There are a number of reasons why cabotage is important. Let’s look at some of the key reasons here:
- Economic interests
Cabotage helps protect and promote a nation’s economic interests by restricting and/or regulating foreign carriers and so ensuring that domestic operators have the best business and employment opportunities.
- Avoiding unfair competition
Cabotage enables a country to place restrictions on foreign operators, in turn preventing unfair competition as a result of differences in operating costs, safety standards and other factors.
- Protecting jobs
Introducing cabotage rules that favour local operators can help ensure domestic transportation jobs remain available for citizens of that country.
- Controlling transportation infrastructure
Cabotage regulation helps a country keep control over its transportation infrastructure, in turn enabling it to ensure the efficient movement of goods within its borders.
- Regulatory oversight
A central element of introducing cabotage rules is setting out a regulatory framework for the country’s transportation networks (e.g. safety standards and environmental regulations).
- Generating revenue
There’s an opportunity for governments to generate revenue by enforcing cabotage regulations. For example they can bring in money from charging fees or requiring foreign carriers to buy permits to be able to engage in cabotage activities.
From the above it’s clear that cabotage can be very useful for a number of reasons. Yet it is precisely because of its potential to be used strategically that cabotage can also be a controversial topic, particularly when it comes to international trade agreements and liberalisation in transportation markets. Policymakers have to strike a delicate balance between facilitating global trade and protecting domestic interests.
Has Brexit changed cabotage laws for shipping?
Following the United Kingdom (UK) officially exiting the European Union (EU) on January 31 2020, some speculated that Brexit would lead to dramatic changes to the cabotage laws the country previously had in place. While there have been some changes to UK cabotage laws after Brexit with regards to road freight, the maritime industry regulations remain largely unchanged.
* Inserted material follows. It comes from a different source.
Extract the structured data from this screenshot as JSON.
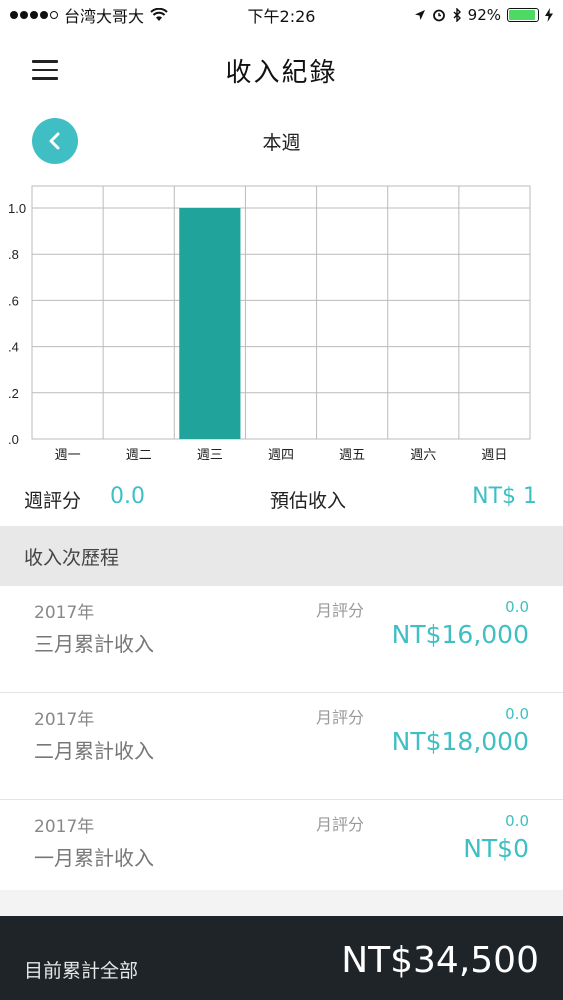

This is not to say, however, the future governments won’t take action and introduce measures to safeguard UK maritime interests by changing cabotage regulations (previously not allowed while the country was part of the EU).